Post-Frankfurt, post-mortem:

Mukund Padmanabhan in The Hindu:

The choice of India as the Guest of Honour (for an unprecedented second time, the first in 1986) is invariably explained in economic terms — as a country “on the rise”, as a potentially huge market. Regrettably, literary prowess is mentioned almost as an aside…..
With 70 invited writers, a cultural show and a Dilli Haat crafts bazaar, India makes its presence adequately felt. But one wished that the country’s exhibitors had put in a little more thought and effort into doing up their stands. A few posters are pretty much all that is there by way of decoration. In contrast, Hall 8 — where the U.S. and the English publishers are on display — is a pleasure to walk through. The care that has gone into the designing of almost every stand invites you to stop… and look.

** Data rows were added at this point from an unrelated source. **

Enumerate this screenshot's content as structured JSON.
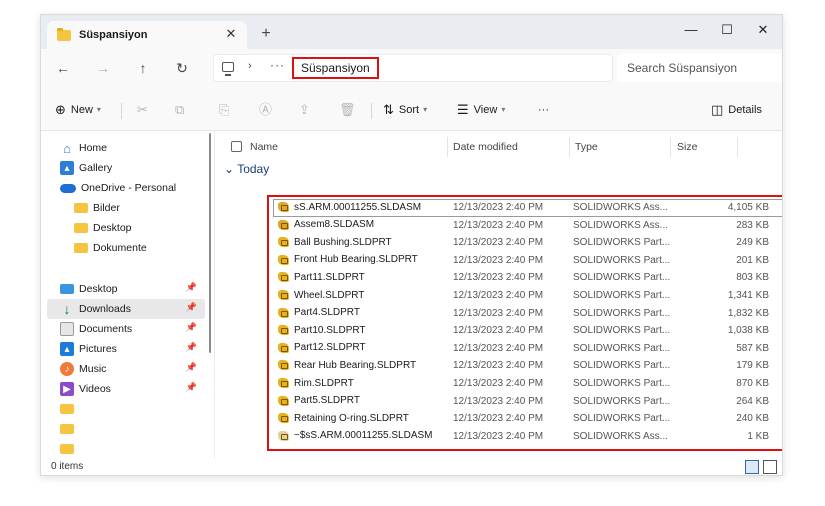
{
  "tab": {
    "title": "Süspansiyon",
    "close": "✕",
    "new": "+"
  },
  "window_controls": {
    "minimize": "—",
    "maximize": "☐",
    "close": "✕"
  },
  "nav": {
    "back": "←",
    "forward": "→",
    "up": "↑",
    "refresh": "↻"
  },
  "address": {
    "chevron": "›",
    "more": "···",
    "current": "Süspansiyon",
    "search_placeholder": "Search Süspansiyon"
  },
  "command_bar": {
    "new_label": "New",
    "sort_label": "Sort",
    "view_label": "View",
    "more": "···",
    "details_label": "Details"
  },
  "sidebar": {
    "top": [
      {
        "label": "Home",
        "icon": "home-icon"
      },
      {
        "label": "Gallery",
        "icon": "gallery-icon"
      },
      {
        "label": "OneDrive - Personal",
        "icon": "onedrive-icon"
      },
      {
        "label": "Bilder",
        "icon": "folder-icon"
      },
      {
        "label": "Desktop",
        "icon": "folder-icon"
      },
      {
        "label": "Dokumente",
        "icon": "folder-icon"
      }
    ],
    "quick": [
      {
        "label": "Desktop",
        "icon": "desktop-icon",
        "pinned": true
      },
      {
        "label": "Downloads",
        "icon": "download-icon",
        "pinned": true,
        "selected": true
      },
      {
        "label": "Documents",
        "icon": "documents-icon",
        "pinned": true
      },
      {
        "label": "Pictures",
        "icon": "pictures-icon",
        "pinned": true
      },
      {
        "label": "Music",
        "icon": "music-icon",
        "pinned": true
      },
      {
        "label": "Videos",
        "icon": "videos-icon",
        "pinned": true
      },
      {
        "label": "",
        "icon": "folder-icon"
      },
      {
        "label": "",
        "icon": "folder-icon"
      },
      {
        "label": "",
        "icon": "folder-icon"
      }
    ]
  },
  "columns": {
    "name": "Name",
    "date": "Date modified",
    "type": "Type",
    "size": "Size"
  },
  "group_label": "Today",
  "files": [
    {
      "name": "sS.ARM.00011255.SLDASM",
      "date": "12/13/2023 2:40 PM",
      "type": "SOLIDWORKS Ass...",
      "size": "4,105 KB",
      "kind": "asm"
    },
    {
      "name": "Assem8.SLDASM",
      "date": "12/13/2023 2:40 PM",
      "type": "SOLIDWORKS Ass...",
      "size": "283 KB",
      "kind": "asm"
    },
    {
      "name": "Ball Bushing.SLDPRT",
      "date": "12/13/2023 2:40 PM",
      "type": "SOLIDWORKS Part...",
      "size": "249 KB",
      "kind": "part"
    },
    {
      "name": "Front Hub Bearing.SLDPRT",
      "date": "12/13/2023 2:40 PM",
      "type": "SOLIDWORKS Part...",
      "size": "201 KB",
      "kind": "part"
    },
    {
      "name": "Part11.SLDPRT",
      "date": "12/13/2023 2:40 PM",
      "type": "SOLIDWORKS Part...",
      "size": "803 KB",
      "kind": "part"
    },
    {
      "name": "Wheel.SLDPRT",
      "date": "12/13/2023 2:40 PM",
      "type": "SOLIDWORKS Part...",
      "size": "1,341 KB",
      "kind": "part"
    },
    {
      "name": "Part4.SLDPRT",
      "date": "12/13/2023 2:40 PM",
      "type": "SOLIDWORKS Part...",
      "size": "1,832 KB",
      "kind": "part"
    },
    {
      "name": "Part10.SLDPRT",
      "date": "12/13/2023 2:40 PM",
      "type": "SOLIDWORKS Part...",
      "size": "1,038 KB",
      "kind": "part"
    },
    {
      "name": "Part12.SLDPRT",
      "date": "12/13/2023 2:40 PM",
      "type": "SOLIDWORKS Part...",
      "size": "587 KB",
      "kind": "part"
    },
    {
      "name": "Rear Hub Bearing.SLDPRT",
      "date": "12/13/2023 2:40 PM",
      "type": "SOLIDWORKS Part...",
      "size": "179 KB",
      "kind": "part"
    },
    {
      "name": "Rim.SLDPRT",
      "date": "12/13/2023 2:40 PM",
      "type": "SOLIDWORKS Part...",
      "size": "870 KB",
      "kind": "part"
    },
    {
      "name": "Part5.SLDPRT",
      "date": "12/13/2023 2:40 PM",
      "type": "SOLIDWORKS Part...",
      "size": "264 KB",
      "kind": "part"
    },
    {
      "name": "Retaining O-ring.SLDPRT",
      "date": "12/13/2023 2:40 PM",
      "type": "SOLIDWORKS Part...",
      "size": "240 KB",
      "kind": "part"
    },
    {
      "name": "~$sS.ARM.00011255.SLDASM",
      "date": "12/13/2023 2:40 PM",
      "type": "SOLIDWORKS Ass...",
      "size": "1 KB",
      "kind": "temp"
    }
  ],
  "status": {
    "items": "0 items"
  },
  "colors": {
    "highlight": "#e01010",
    "accent": "#2b6cb0",
    "folder": "#f5c542"
  }
}
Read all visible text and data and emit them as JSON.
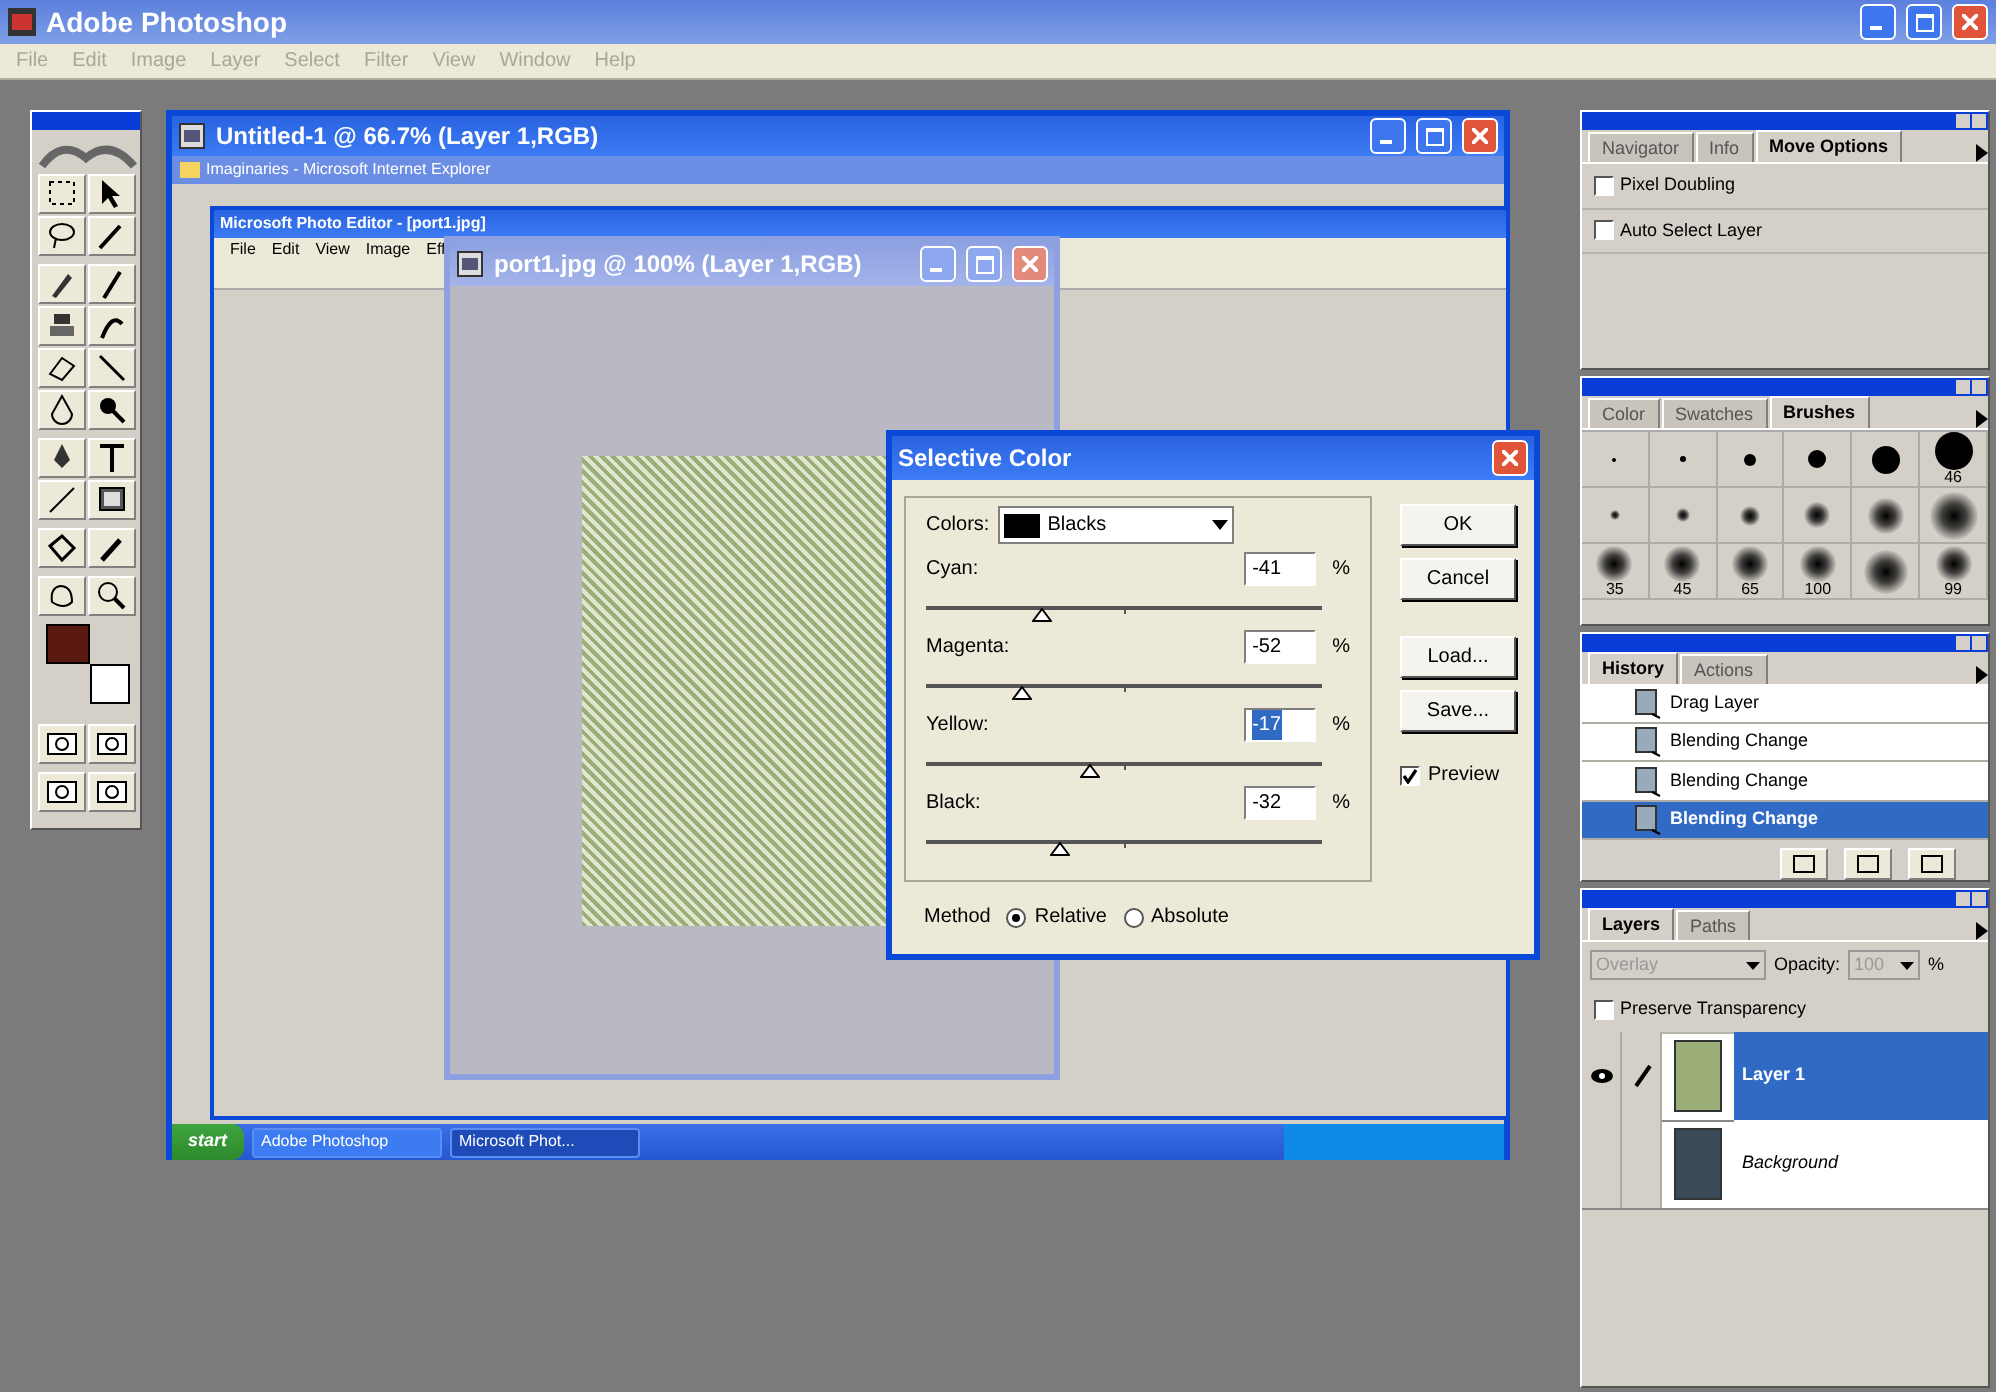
{
  "app": {
    "title": "Adobe Photoshop",
    "menu": [
      "File",
      "Edit",
      "Image",
      "Layer",
      "Select",
      "Filter",
      "View",
      "Window",
      "Help"
    ]
  },
  "toolbox": {
    "foreground": {
      "color": "#5a1a10"
    },
    "background": {
      "color": "#ffffff"
    }
  },
  "document_window": {
    "title": "Untitled-1 @ 66.7% (Layer 1,RGB)"
  },
  "browser_window": {
    "title": "Imaginaries - Microsoft Internet Explorer"
  },
  "photo_editor": {
    "title": "Microsoft Photo Editor - [port1.jpg]",
    "menu": [
      "File",
      "Edit",
      "View",
      "Image",
      "Eff"
    ]
  },
  "image_window": {
    "title": "port1.jpg @ 100% (Layer 1,RGB)"
  },
  "taskbar": {
    "start": "start",
    "items": [
      {
        "label": "Adobe Photoshop",
        "selected": false
      },
      {
        "label": "Microsoft Phot...",
        "selected": true
      }
    ]
  },
  "dialog": {
    "title": "Selective Color",
    "colors_label": "Colors:",
    "colors_value": "Blacks",
    "sliders": [
      {
        "label": "Cyan:",
        "value": "-41",
        "unit": "%",
        "level": 0.295,
        "highlighted": false
      },
      {
        "label": "Magenta:",
        "value": "-52",
        "unit": "%",
        "level": 0.24,
        "highlighted": false
      },
      {
        "label": "Yellow:",
        "value": "-17",
        "unit": "%",
        "level": 0.415,
        "highlighted": true
      },
      {
        "label": "Black:",
        "value": "-32",
        "unit": "%",
        "level": 0.34,
        "highlighted": false
      }
    ],
    "buttons": [
      "OK",
      "Cancel",
      "Load...",
      "Save..."
    ],
    "preview": {
      "label": "Preview",
      "checked": true
    },
    "method": {
      "label": "Method",
      "options": [
        {
          "label": "Relative",
          "selected": true
        },
        {
          "label": "Absolute",
          "selected": false
        }
      ]
    }
  },
  "navigator_palette": {
    "tabs": [
      {
        "label": "Navigator",
        "selected": false
      },
      {
        "label": "Info",
        "selected": false
      },
      {
        "label": "Move Options",
        "selected": true
      }
    ],
    "options": [
      {
        "label": "Pixel Doubling",
        "checked": false
      },
      {
        "label": "Auto Select Layer",
        "checked": false
      }
    ]
  },
  "brushes_palette": {
    "tabs": [
      {
        "label": "Color",
        "selected": false
      },
      {
        "label": "Swatches",
        "selected": false
      },
      {
        "label": "Brushes",
        "selected": true
      }
    ],
    "brushes": [
      {
        "kind": "hard"
      },
      {
        "kind": "hard"
      },
      {
        "kind": "hard"
      },
      {
        "kind": "hard"
      },
      {
        "kind": "hard"
      },
      {
        "kind": "hard",
        "label": "46"
      },
      {
        "kind": "soft"
      },
      {
        "kind": "soft"
      },
      {
        "kind": "soft"
      },
      {
        "kind": "soft"
      },
      {
        "kind": "soft"
      },
      {
        "kind": "soft"
      },
      {
        "kind": "soft",
        "label": "35"
      },
      {
        "kind": "soft",
        "label": "45"
      },
      {
        "kind": "soft",
        "label": "65"
      },
      {
        "kind": "soft",
        "label": "100"
      },
      {
        "kind": "soft"
      },
      {
        "kind": "soft",
        "label": "99"
      }
    ]
  },
  "history_palette": {
    "tabs": [
      {
        "label": "History",
        "selected": true
      },
      {
        "label": "Actions",
        "selected": false
      }
    ],
    "items": [
      {
        "label": "Drag Layer",
        "selected": false
      },
      {
        "label": "Blending Change",
        "selected": false
      },
      {
        "label": "Blending Change",
        "selected": false
      },
      {
        "label": "Blending Change",
        "selected": true
      }
    ]
  },
  "layers_palette": {
    "tabs": [
      {
        "label": "Layers",
        "selected": true
      },
      {
        "label": "Paths",
        "selected": false
      }
    ],
    "blend_mode": {
      "value": "Overlay",
      "disabled": true
    },
    "opacity_label": "Opacity:",
    "opacity": {
      "value": "100",
      "disabled": true
    },
    "opacity_unit": "%",
    "preserve": {
      "label": "Preserve Transparency",
      "checked": false
    },
    "layers": [
      {
        "name": "Layer 1",
        "kind": "layer",
        "selected": true,
        "visible": true
      },
      {
        "name": "Background",
        "kind": "background",
        "selected": false,
        "visible": false
      }
    ]
  }
}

In the Indian Express, TLM’s editor, Antara Dev Sen, asks, “Have we progressed since 1986?”
We lost a great opportunity at Frankfurt. We have scores of excellent writers trapped in their own regional languages. With proper translations, we could have brought them onto the world stage and flaunted our multi-lingual, multi-cultural literaryscape. In the long run, it would have worked better than parading cookery books, or throwing Karan Johar to the mob among cut-outs of Shahrukh Khan.